**WHAT NEEDS TO BE DONE**
Only a number is expected: how many lines in the data below contain the word "name".

'''

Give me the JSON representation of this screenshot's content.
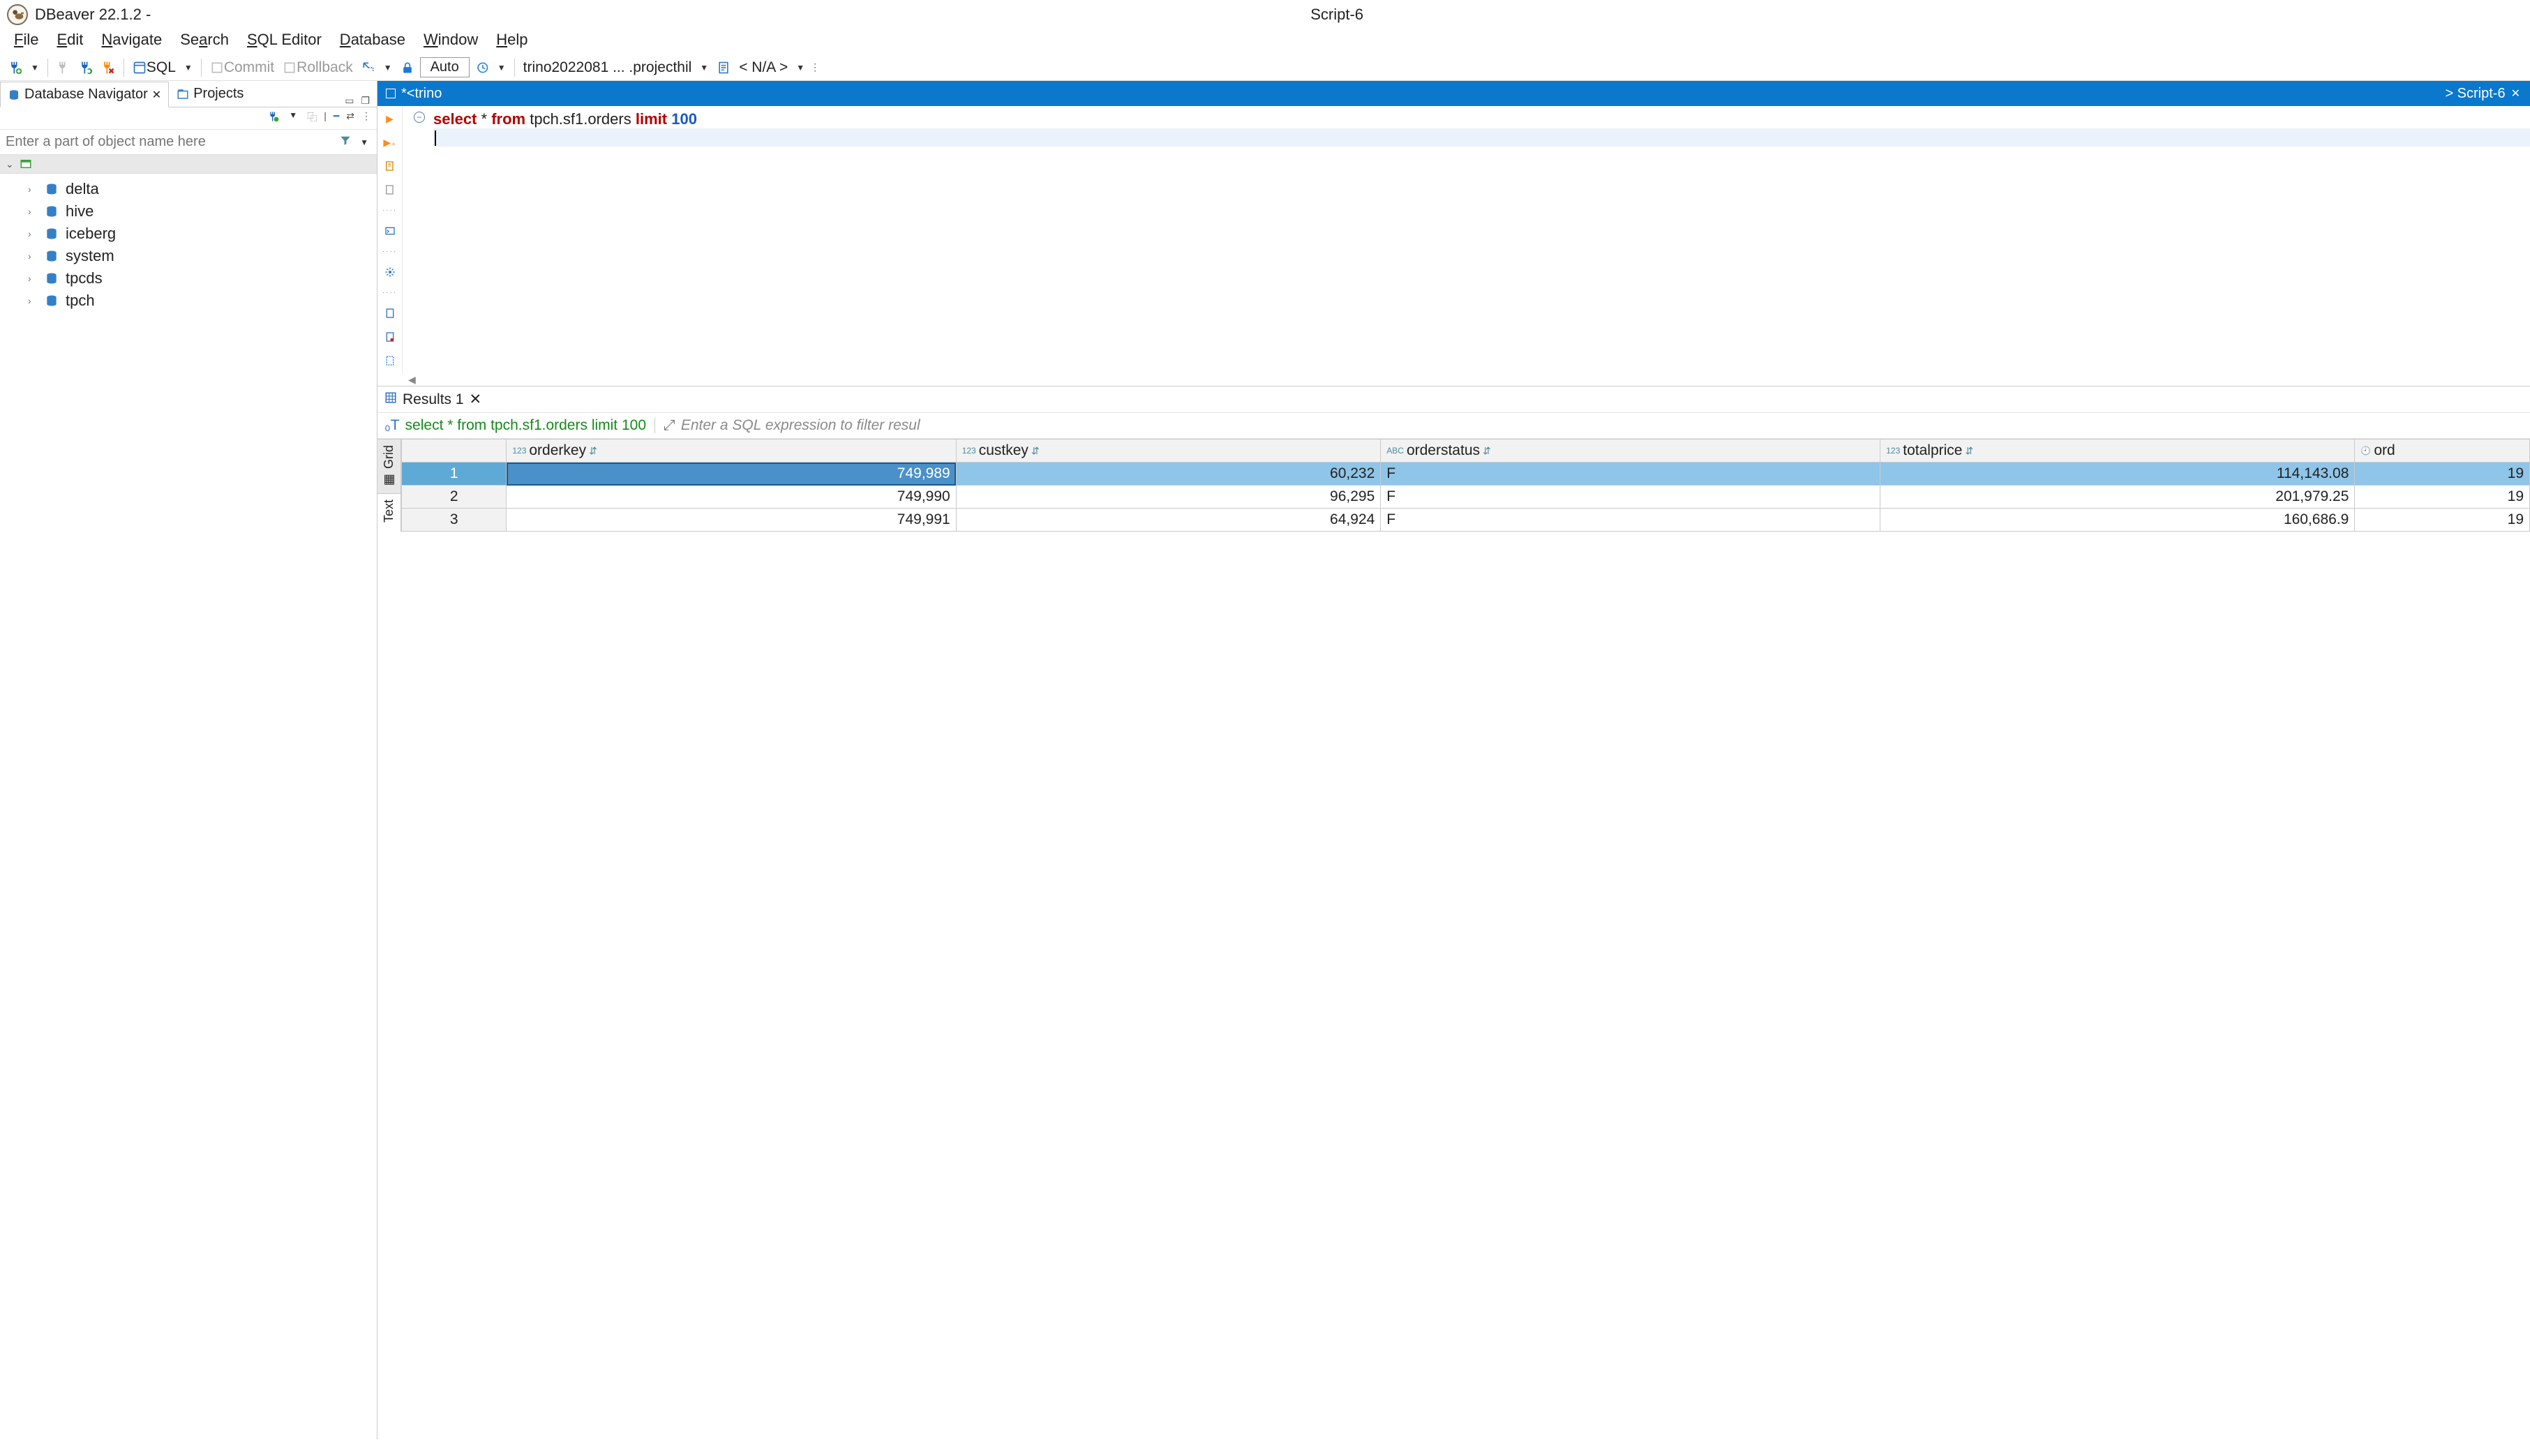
{
  "title": {
    "left": "DBeaver 22.1.2 -",
    "center": "Script-6"
  },
  "menu": [
    "File",
    "Edit",
    "Navigate",
    "Search",
    "SQL Editor",
    "Database",
    "Window",
    "Help"
  ],
  "toolbar": {
    "sql_label": "SQL",
    "commit_label": "Commit",
    "rollback_label": "Rollback",
    "auto_label": "Auto",
    "conn_label": "trino2022081 ... .projecthil",
    "schema_label": "< N/A >"
  },
  "navigator": {
    "tab_db": "Database Navigator",
    "tab_projects": "Projects",
    "filter_placeholder": "Enter a part of object name here",
    "catalogs": [
      "delta",
      "hive",
      "iceberg",
      "system",
      "tpcds",
      "tpch"
    ]
  },
  "editor": {
    "tab_left": "*<trino",
    "tab_right": "> Script-6",
    "sql_tokens": {
      "select": "select",
      "star": "*",
      "from": "from",
      "obj": "tpch.sf1.orders",
      "limit": "limit",
      "n": "100"
    }
  },
  "results": {
    "tab_label": "Results 1",
    "query_text": "select * from tpch.sf1.orders limit 100",
    "filter_placeholder": "Enter a SQL expression to filter resul",
    "side_tabs": [
      "Grid",
      "Text"
    ],
    "columns": [
      {
        "name": "orderkey",
        "type": "123"
      },
      {
        "name": "custkey",
        "type": "123"
      },
      {
        "name": "orderstatus",
        "type": "ABC"
      },
      {
        "name": "totalprice",
        "type": "123"
      },
      {
        "name": "ord",
        "type": "clock"
      }
    ],
    "rows": [
      {
        "n": 1,
        "orderkey": "749,989",
        "custkey": "60,232",
        "orderstatus": "F",
        "totalprice": "114,143.08",
        "ord": "19"
      },
      {
        "n": 2,
        "orderkey": "749,990",
        "custkey": "96,295",
        "orderstatus": "F",
        "totalprice": "201,979.25",
        "ord": "19"
      },
      {
        "n": 3,
        "orderkey": "749,991",
        "custkey": "64,924",
        "orderstatus": "F",
        "totalprice": "160,686.9",
        "ord": "19"
      }
    ]
  }
}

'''

**SOLUTION FOR THIS EXERCISE**
6